(Entries from a dataset of interfaces)
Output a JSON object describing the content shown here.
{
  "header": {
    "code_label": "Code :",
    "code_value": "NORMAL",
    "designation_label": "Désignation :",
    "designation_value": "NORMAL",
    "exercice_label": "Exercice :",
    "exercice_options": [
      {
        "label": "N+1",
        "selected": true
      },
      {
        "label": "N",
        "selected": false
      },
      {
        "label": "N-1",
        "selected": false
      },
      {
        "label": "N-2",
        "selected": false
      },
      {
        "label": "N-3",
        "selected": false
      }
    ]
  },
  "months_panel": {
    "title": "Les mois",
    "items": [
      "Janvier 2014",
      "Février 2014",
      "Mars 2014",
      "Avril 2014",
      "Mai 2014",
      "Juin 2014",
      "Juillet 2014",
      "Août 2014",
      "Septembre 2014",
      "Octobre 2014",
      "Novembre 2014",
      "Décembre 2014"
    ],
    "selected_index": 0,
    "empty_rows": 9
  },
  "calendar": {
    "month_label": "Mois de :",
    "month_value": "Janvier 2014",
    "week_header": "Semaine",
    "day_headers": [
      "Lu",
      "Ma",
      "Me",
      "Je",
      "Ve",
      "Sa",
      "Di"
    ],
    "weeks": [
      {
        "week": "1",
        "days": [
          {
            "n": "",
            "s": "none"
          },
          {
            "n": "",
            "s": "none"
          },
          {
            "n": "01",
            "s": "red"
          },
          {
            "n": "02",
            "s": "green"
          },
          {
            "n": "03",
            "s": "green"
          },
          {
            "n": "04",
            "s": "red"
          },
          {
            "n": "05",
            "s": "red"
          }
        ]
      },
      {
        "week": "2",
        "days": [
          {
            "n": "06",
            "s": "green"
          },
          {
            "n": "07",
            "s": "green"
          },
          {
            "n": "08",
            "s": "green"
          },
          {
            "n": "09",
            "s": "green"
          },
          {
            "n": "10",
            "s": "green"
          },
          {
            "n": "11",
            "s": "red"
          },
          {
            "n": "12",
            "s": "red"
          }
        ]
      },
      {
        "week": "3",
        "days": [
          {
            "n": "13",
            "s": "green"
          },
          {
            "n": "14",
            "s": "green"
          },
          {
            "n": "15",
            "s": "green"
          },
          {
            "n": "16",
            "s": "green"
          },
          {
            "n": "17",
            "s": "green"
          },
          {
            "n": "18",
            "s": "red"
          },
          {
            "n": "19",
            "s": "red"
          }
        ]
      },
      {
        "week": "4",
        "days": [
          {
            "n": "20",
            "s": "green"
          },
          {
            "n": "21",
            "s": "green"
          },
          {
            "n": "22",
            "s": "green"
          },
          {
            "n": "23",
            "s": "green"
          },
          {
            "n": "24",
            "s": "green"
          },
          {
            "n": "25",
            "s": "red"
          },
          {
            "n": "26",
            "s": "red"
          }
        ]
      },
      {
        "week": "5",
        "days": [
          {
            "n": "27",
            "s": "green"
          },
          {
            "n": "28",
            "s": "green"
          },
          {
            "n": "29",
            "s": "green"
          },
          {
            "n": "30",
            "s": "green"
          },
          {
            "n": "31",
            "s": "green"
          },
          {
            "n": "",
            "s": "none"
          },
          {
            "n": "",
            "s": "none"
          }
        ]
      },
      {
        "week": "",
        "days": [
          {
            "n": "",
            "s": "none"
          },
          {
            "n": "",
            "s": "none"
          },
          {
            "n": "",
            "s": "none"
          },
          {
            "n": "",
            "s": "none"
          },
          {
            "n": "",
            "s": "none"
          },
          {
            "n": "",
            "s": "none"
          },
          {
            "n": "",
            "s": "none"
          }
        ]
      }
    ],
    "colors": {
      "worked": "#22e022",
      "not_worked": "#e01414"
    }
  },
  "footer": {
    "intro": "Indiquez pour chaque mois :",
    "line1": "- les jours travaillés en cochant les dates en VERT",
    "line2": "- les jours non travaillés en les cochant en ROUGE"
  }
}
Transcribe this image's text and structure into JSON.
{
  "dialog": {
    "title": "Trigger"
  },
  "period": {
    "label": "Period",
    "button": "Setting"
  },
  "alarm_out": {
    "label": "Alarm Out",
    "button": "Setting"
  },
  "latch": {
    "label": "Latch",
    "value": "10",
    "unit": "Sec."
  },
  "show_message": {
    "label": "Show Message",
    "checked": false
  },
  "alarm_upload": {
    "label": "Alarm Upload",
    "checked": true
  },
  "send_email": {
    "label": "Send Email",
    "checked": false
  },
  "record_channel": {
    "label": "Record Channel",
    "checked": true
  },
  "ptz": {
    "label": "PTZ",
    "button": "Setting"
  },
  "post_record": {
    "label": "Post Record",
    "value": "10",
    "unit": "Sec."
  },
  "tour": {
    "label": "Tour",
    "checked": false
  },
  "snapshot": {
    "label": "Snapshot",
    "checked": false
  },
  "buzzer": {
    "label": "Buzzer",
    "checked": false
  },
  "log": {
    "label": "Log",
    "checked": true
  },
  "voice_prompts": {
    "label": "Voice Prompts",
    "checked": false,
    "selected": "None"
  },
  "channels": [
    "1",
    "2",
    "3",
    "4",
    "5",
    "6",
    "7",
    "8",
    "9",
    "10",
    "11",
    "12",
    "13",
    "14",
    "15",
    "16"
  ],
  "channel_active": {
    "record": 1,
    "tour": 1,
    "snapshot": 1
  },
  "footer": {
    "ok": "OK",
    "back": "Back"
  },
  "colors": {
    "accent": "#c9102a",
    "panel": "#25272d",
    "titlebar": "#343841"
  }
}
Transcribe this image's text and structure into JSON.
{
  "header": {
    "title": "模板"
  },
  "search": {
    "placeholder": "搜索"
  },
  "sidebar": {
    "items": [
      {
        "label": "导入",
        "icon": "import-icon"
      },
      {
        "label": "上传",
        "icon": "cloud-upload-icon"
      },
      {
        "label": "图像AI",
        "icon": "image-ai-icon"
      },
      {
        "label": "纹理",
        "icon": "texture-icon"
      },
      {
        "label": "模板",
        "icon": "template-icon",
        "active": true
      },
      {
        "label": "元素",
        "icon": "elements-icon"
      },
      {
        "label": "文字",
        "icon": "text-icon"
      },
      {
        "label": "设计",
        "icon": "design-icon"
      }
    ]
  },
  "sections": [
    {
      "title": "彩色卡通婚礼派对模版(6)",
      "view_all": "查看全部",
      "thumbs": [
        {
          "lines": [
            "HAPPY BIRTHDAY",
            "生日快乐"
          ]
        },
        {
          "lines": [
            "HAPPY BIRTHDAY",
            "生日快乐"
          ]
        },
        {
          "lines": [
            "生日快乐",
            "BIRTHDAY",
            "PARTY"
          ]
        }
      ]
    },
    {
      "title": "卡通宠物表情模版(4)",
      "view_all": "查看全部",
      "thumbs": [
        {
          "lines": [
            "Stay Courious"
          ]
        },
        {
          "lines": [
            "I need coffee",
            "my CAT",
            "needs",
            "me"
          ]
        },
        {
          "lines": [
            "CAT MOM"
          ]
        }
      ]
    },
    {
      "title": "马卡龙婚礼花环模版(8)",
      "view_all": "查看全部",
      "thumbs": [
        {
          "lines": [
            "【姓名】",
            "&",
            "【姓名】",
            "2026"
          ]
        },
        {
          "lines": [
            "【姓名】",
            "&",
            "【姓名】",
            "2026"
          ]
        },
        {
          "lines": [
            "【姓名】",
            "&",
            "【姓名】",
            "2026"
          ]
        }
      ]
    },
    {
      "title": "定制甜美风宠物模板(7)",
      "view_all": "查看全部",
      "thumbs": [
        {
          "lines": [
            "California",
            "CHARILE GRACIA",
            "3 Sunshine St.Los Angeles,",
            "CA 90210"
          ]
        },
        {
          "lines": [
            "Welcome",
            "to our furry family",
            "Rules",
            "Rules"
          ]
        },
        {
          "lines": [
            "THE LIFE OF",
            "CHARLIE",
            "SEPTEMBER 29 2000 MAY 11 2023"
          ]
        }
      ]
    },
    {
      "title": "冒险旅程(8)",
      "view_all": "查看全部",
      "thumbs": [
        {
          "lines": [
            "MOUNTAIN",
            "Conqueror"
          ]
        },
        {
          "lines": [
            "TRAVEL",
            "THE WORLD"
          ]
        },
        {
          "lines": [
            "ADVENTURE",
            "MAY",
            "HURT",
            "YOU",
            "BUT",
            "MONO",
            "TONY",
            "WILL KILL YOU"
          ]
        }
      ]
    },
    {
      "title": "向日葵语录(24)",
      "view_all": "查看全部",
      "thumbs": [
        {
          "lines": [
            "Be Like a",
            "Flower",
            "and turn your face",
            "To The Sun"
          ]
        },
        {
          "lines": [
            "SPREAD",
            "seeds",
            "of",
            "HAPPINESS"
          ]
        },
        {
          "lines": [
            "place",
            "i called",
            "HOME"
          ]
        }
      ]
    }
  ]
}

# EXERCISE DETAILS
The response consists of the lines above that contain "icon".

# OUTPUT BELOW
        "icon": "import-icon"
        "icon": "cloud-upload-icon"
        "icon": "image-ai-icon"
        "icon": "texture-icon"
        "icon": "template-icon",
        "icon": "elements-icon"
        "icon": "text-icon"
        "icon": "design-icon"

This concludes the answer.